Adrian Brown – Centre for Public Impact
Everybody is in favour of evidence-based policy – by definition it must be far superior to the policy-based evidence with which it is often contrasted. This post is a brave challenge to the assertion that there is an evidence base for evidence-based policy. In particular, it argues first that weak evidence can be unwittingly assembled to appear misleadingly strong and in doing so close down policy options which should at the very least be kept open; and secondly that experimentation is a better approach, precisely because it avoids forcing complex issues into simple binary choices.
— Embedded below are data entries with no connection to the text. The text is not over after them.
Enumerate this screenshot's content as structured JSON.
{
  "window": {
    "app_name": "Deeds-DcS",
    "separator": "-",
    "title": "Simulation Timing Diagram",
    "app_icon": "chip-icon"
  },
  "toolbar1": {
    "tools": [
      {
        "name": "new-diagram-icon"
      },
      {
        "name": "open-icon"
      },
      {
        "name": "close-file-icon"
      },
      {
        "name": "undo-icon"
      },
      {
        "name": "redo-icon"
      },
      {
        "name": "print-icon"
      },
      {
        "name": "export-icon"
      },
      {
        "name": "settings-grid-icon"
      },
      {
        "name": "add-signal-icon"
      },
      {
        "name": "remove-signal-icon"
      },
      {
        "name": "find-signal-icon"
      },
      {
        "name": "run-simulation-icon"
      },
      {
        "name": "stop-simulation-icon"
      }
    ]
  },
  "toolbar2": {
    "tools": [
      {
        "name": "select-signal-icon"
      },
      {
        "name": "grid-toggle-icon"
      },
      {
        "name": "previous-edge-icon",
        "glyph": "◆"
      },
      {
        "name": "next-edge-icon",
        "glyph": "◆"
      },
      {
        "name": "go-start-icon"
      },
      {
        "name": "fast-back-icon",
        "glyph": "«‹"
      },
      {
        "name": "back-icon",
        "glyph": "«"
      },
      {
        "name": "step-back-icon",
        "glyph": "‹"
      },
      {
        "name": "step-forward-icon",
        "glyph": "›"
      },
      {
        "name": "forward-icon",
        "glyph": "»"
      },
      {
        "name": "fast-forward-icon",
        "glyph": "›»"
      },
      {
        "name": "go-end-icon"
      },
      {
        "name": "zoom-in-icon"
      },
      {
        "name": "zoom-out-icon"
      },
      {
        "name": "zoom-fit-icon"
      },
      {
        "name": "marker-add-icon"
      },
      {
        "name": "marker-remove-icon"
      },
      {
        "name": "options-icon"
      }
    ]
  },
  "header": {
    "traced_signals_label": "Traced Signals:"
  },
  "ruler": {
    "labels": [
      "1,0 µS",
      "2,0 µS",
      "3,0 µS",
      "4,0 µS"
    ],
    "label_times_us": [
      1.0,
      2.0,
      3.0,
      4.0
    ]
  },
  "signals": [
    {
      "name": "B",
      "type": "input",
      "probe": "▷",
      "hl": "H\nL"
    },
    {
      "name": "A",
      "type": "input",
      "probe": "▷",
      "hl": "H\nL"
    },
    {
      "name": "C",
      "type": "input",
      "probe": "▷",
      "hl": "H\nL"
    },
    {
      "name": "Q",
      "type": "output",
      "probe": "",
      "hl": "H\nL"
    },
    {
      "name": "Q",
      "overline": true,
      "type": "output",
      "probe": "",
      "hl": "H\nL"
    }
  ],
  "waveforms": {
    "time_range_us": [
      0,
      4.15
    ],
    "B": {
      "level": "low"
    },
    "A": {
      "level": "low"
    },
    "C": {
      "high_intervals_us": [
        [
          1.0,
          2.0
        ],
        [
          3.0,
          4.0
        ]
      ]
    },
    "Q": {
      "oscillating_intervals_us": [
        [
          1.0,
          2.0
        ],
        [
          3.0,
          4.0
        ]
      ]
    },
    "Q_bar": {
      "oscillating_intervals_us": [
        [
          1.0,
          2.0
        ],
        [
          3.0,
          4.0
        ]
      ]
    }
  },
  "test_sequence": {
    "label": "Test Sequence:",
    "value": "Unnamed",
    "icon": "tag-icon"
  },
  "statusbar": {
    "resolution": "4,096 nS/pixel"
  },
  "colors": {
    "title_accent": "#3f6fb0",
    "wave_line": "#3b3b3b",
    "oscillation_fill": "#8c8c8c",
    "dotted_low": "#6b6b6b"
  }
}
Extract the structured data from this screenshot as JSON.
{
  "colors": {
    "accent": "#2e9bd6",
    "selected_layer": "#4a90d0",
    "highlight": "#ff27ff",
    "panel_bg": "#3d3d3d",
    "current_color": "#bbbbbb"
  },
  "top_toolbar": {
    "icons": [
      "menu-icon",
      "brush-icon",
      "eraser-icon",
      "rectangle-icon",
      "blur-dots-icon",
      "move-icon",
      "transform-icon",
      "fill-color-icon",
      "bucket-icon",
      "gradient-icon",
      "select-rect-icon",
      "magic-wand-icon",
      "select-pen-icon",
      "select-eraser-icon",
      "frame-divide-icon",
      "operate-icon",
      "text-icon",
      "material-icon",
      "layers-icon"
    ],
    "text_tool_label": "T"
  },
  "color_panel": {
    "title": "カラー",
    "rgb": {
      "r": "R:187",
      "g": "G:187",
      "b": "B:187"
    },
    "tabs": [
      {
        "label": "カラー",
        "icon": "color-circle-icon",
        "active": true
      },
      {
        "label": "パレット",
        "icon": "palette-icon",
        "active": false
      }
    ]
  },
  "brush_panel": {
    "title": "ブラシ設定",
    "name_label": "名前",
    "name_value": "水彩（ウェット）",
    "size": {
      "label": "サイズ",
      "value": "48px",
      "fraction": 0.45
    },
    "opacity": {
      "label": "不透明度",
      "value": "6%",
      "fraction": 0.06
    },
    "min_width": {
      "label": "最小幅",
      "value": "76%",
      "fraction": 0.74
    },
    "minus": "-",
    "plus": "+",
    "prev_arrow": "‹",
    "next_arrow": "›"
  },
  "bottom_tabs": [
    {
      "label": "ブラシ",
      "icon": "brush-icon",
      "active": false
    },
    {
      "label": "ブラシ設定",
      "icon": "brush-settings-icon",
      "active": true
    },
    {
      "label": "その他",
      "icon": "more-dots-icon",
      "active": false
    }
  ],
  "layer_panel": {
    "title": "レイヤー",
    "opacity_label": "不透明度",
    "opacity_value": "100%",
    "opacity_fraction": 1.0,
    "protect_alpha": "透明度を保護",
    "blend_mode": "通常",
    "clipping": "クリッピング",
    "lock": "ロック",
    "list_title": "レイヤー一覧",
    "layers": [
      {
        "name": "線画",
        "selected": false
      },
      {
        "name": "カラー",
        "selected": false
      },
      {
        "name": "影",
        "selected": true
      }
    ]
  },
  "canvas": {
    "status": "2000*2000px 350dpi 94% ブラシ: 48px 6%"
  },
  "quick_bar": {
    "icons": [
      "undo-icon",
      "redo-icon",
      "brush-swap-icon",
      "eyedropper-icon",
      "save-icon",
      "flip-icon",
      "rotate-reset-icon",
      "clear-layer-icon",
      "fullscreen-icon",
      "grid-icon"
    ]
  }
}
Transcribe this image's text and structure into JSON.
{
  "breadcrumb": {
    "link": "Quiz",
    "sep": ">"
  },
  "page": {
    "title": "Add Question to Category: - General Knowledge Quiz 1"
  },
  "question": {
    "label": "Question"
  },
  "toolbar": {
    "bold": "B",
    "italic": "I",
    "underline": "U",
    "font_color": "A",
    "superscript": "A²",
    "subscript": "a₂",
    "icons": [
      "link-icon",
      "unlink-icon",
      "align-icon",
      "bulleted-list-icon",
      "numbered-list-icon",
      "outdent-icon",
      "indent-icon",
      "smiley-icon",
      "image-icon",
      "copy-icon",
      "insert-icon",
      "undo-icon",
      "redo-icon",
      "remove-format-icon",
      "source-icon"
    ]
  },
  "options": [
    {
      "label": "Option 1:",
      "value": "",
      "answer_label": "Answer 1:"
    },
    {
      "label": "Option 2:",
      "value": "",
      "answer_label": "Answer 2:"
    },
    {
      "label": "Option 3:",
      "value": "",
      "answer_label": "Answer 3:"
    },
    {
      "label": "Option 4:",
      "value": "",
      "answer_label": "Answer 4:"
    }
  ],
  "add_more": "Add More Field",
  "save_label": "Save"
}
That’s not an argument that evidence is unimportant, of course. But it’s a good reminder that evidence should be scrutinised and that simple conclusions can often be simplistic.
This is the recording of an event at the Institute for Government this week, in which Jamie Susskind starts by briefly introducing the arguments of his book, Future Politics, and then discusses them with Gavin Freeguard – and as the book weighs in at over 500 pages, this might be a gentler way in. Susskind approaches the question of the title from the perspective of politics and law, coming back to the question, how much democracy is the right amount? That’s a harder – and more important – question than it first appears. Answers to it have been evolving for several thousand years, but digital technology gives it a new urgency, for reasons which range from the manipulative power of social media, the elimination of leeway, to bot-driven perpetual voting.
In the last century the fundamental question was, what should be done by the state and what should be left to the market and to civil society? … In our time, the key question will be this, to what extent should our lives be governed by powerful digital systems, and on what terms?
Dan Hill – But what was the question?
This is quite a demanding essay. It demands some time to read, at about 6,000 words, and it demands more time to reflect, not least because it is subtly challenging. How do we design our interaction with our urban environment in a world of new technologies? How do we balance optimisation for individuals against optimisation of wider systems? How, more broadly, do we ensure that social objectives drive the adoption and deployment of technology rather than being driven by them? Or to step back from the detail (and in some ways from the specific subject), there’s a pretty strong consensus on what user centred design means for individuals; much less so on what it might mean for groups of people whose lives and activities intersect and affect one another.
There are clear examples of what new approaches to design might look like and of how they have been applied. But there isn’t much here about the social and political approaches which create the space for those design approaches to flourish. It’s unfair to criticise this essay for not doing something which it makes no claim to do, but the concept of ‘strategic design’ it introduces perhaps has a further level still.
Alexis Madrigal – The Atlantic
It should by now be beyond obvious that technology is never just about the technology, but somehow the hype is always with us. This article is a useful counter, listing and briefly explaining seven reasons why autonomous vehicles may not happen and may not be an altogether good thing if they do.
It’s worth reading not only – perhaps even not mainly – for its specific insights as for its method: thinking about the sociology and economics of technology may give more useful insights than thinking just about the technology itself.